- enhanced network security within the data center and across the enterprise.
Network virtualization challenges
Although the benefits of network virtualization can be compelling, IT and business leaders should evaluate potential disadvantages before network virtualization adoption. These can include the following:
- It may not be possible to virtualize every element of any network, possibly leaving some devices to operate unvirtualized and unmanaged by the network virtualization platform.
- Tools are not enough to guarantee virtualization success, and businesses may need to adapt policies and processes to fully align all parts of the virtual infrastructure.
- Network devices are treated as services, so it's easy to overlook the traffic load and overwhelm some network devices without capable network traffic monitoring and management in place.
- Physical faults can have unpredictable consequences for virtualized networks, sometimes leading to cascading failures across a virtual network.
- As with VMs, the ease and speed at which virtual networks can be created can sometimes lead to the sprawl of provisioned virtual resources that go unused. Regular monitoring and management reporting are essential to oversee utilization and drive resource recovery.
Network virtualization use cases
Businesses embrace network virtualization for a variety of purposes. Some common uses of network virtualization in business include the following.
Flexibility and efficiency
Network virtualization changes the nature of network configuration, provisioning and management. Traditional time-consuming, manual, hardware-oriented device configurations basically become a matter of setting them up within the network virtualization platform. As a result, admins can conduct networking tasks more quickly, giving them the potential agility to respond quickly to changing business demands, such as scaling an application or tweaking security rules.
As more computing and storage are distributed to edge environments, the need to configure and manage the corresponding networks grows. Network virtualization enables networks and services to be provisioned and managed at remote sites.
Network virtualization also supports the combination of multiple physical networks -- such as small LANs at remote edge sites -- into a single manageable logical network. As a result, administrators can essentially manage the entire business network infrastructure as a common resource.
Automation and orchestration

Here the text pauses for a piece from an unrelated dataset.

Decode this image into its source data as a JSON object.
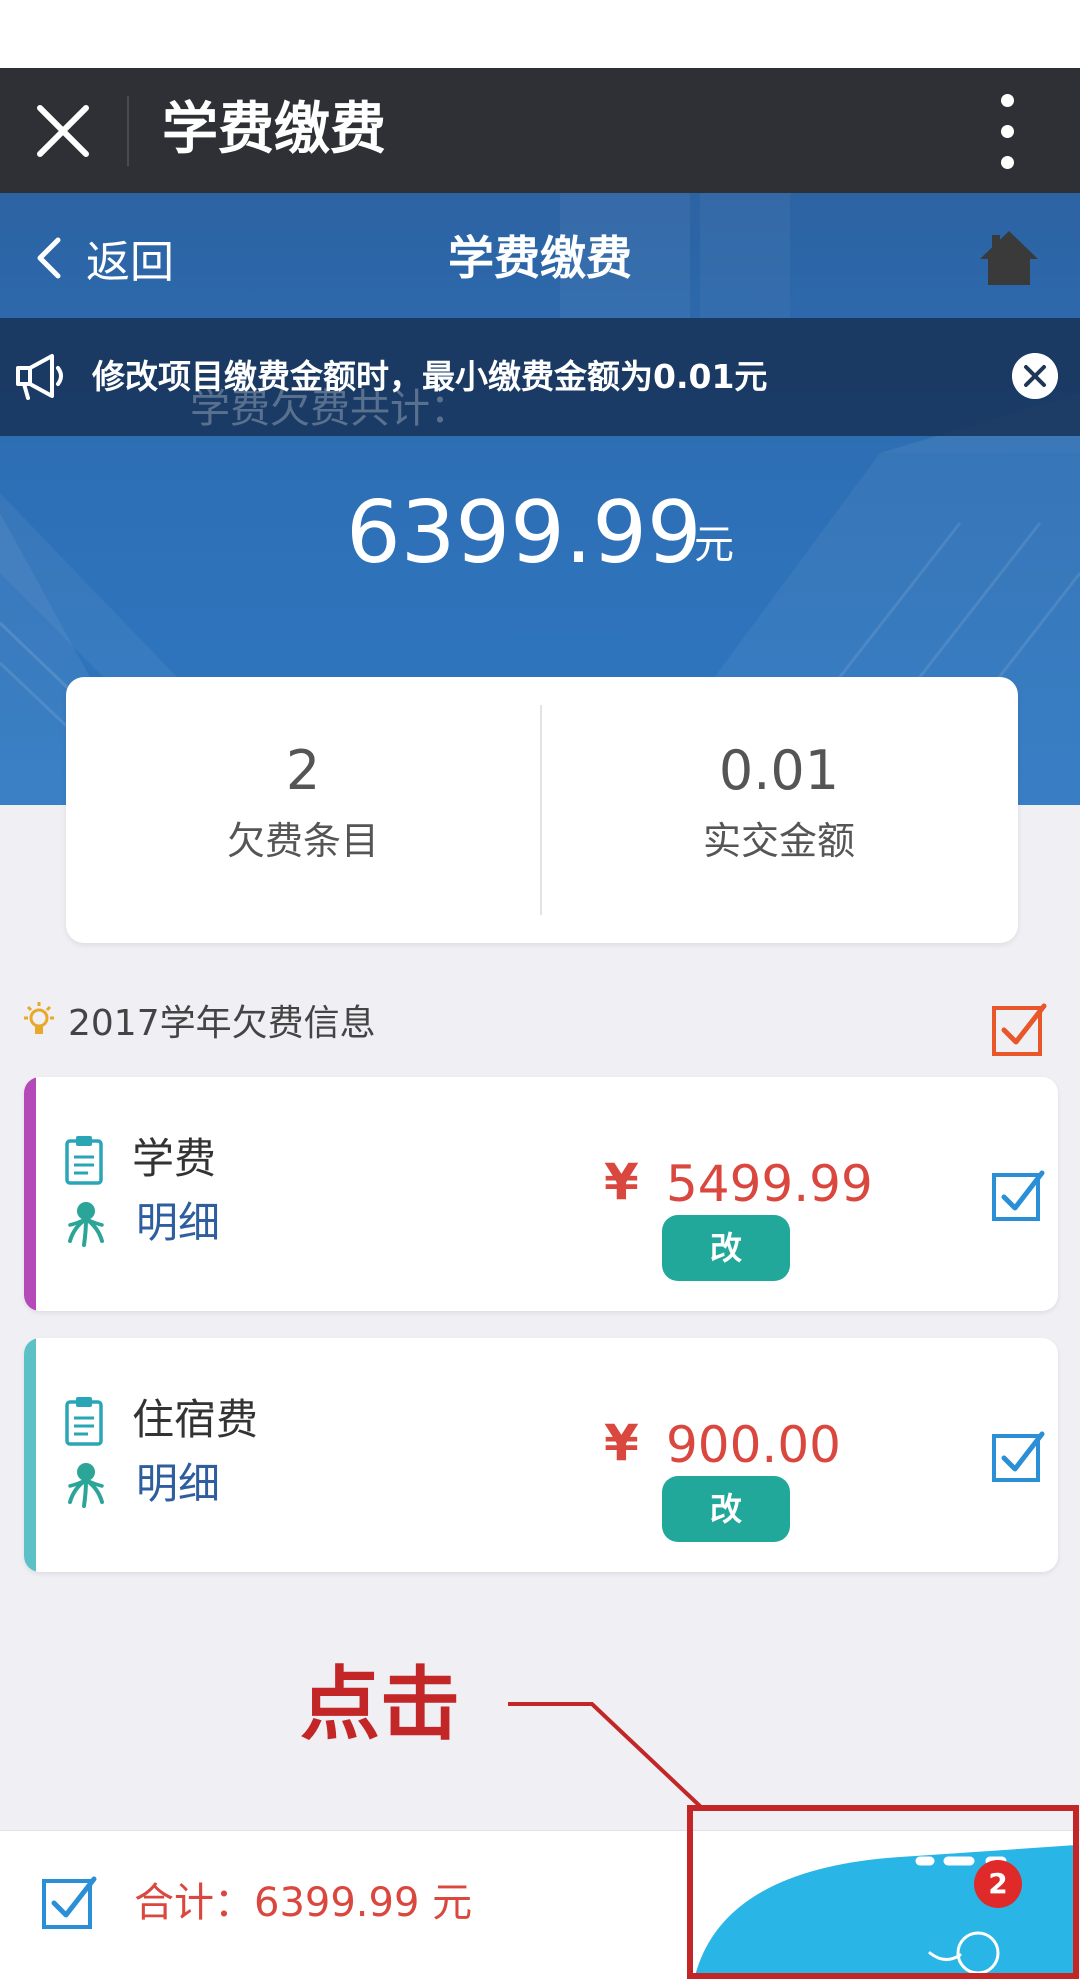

Traditional network configuration and management rely on high levels of human interaction, which causes errors and delays in network management. Admins can apply the same automation and orchestration techniques used to provision and manage VMs to virtualized networks. These techniques enable high levels of automation and autonomy across the greater data center and business infrastructure. Not only can a new VM be spun up when needed, but network virtualization also includes network resources and services to form more comprehensive and holistic deployment environments.
Security and compliance

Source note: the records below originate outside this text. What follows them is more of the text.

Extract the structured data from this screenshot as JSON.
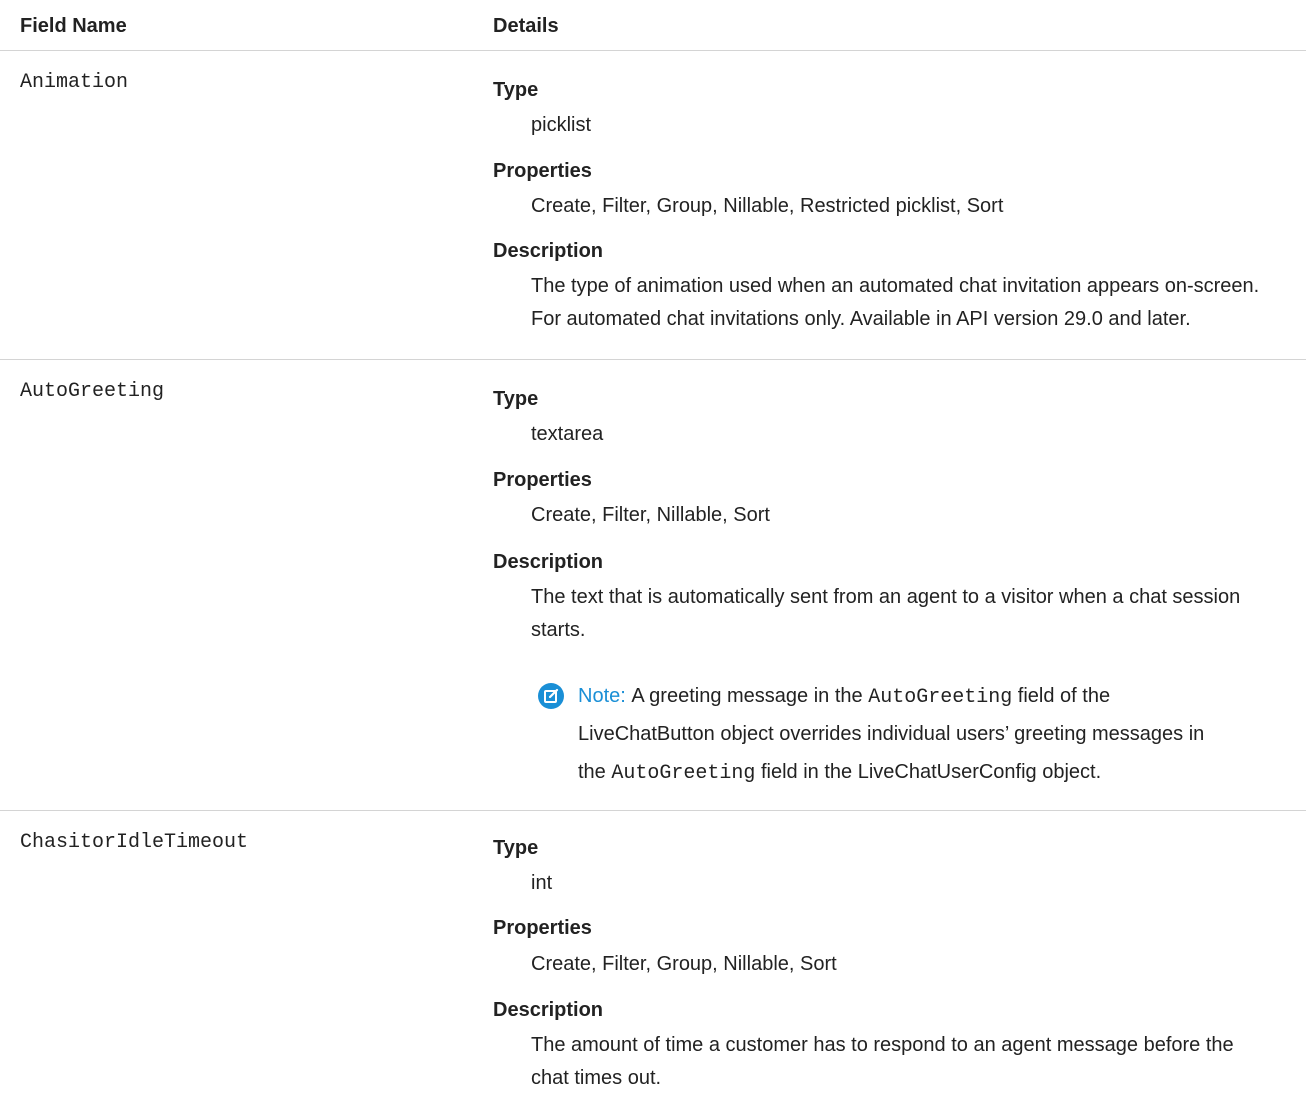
{
  "header": {
    "field_name": "Field Name",
    "details": "Details"
  },
  "labels": {
    "type": "Type",
    "properties": "Properties",
    "description": "Description"
  },
  "rows": [
    {
      "name": "Animation",
      "type": "picklist",
      "properties": "Create, Filter, Group, Nillable, Restricted picklist, Sort",
      "description_lines": [
        "The type of animation used when an automated chat invitation appears on-screen.",
        "For automated chat invitations only. Available in API version 29.0 and later."
      ]
    },
    {
      "name": "AutoGreeting",
      "type": "textarea",
      "properties": "Create, Filter, Nillable, Sort",
      "description_lines": [
        "The text that is automatically sent from an agent to a visitor when a chat session",
        "starts."
      ],
      "note": {
        "icon": "note-edit-icon",
        "label": "Note:",
        "line1_a": "A greeting message in the",
        "line1_code": "AutoGreeting",
        "line1_b": "field of the",
        "line2": "LiveChatButton object overrides individual users’ greeting messages in",
        "line3_a": "the",
        "line3_code": "AutoGreeting",
        "line3_b": "field in the LiveChatUserConfig object."
      }
    },
    {
      "name": "ChasitorIdleTimeout",
      "type": "int",
      "properties": "Create, Filter, Group, Nillable, Sort",
      "description_lines": [
        "The amount of time a customer has to respond to an agent message before the",
        "chat times out."
      ]
    }
  ],
  "colors": {
    "accent": "#1a8fd6",
    "divider": "#d4d4d4",
    "text": "#222222"
  }
}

Traditional network setup and configuration provide many potential instances for configuration oversights and security mistakes that can compromise network and application security. Network virtualization treats the network as a whole entity and can apply common rules and restrictions across all the services and applications using the virtualized network.
Just as VMs are logically isolated and separately managed, virtualized networks offer logical segmentation that prevents other applications and devices from seeing restricted traffic -- even though everything may use the same physical network devices. Improved security helps bolster the organization's compliance posture.
Disaster recovery and business continuity
Unplanned outages can pose significant threats to an organization's reputation and revenue. Network virtualization provides the ability to provision and configure entire networks through software in a matter of minutes -- often programmatically using policy-driven automation and orchestration technologies. This enables organizations to effectively recreate an existing network at any location and flexibly restore business operations with less risk and cost than traditional disaster recovery efforts.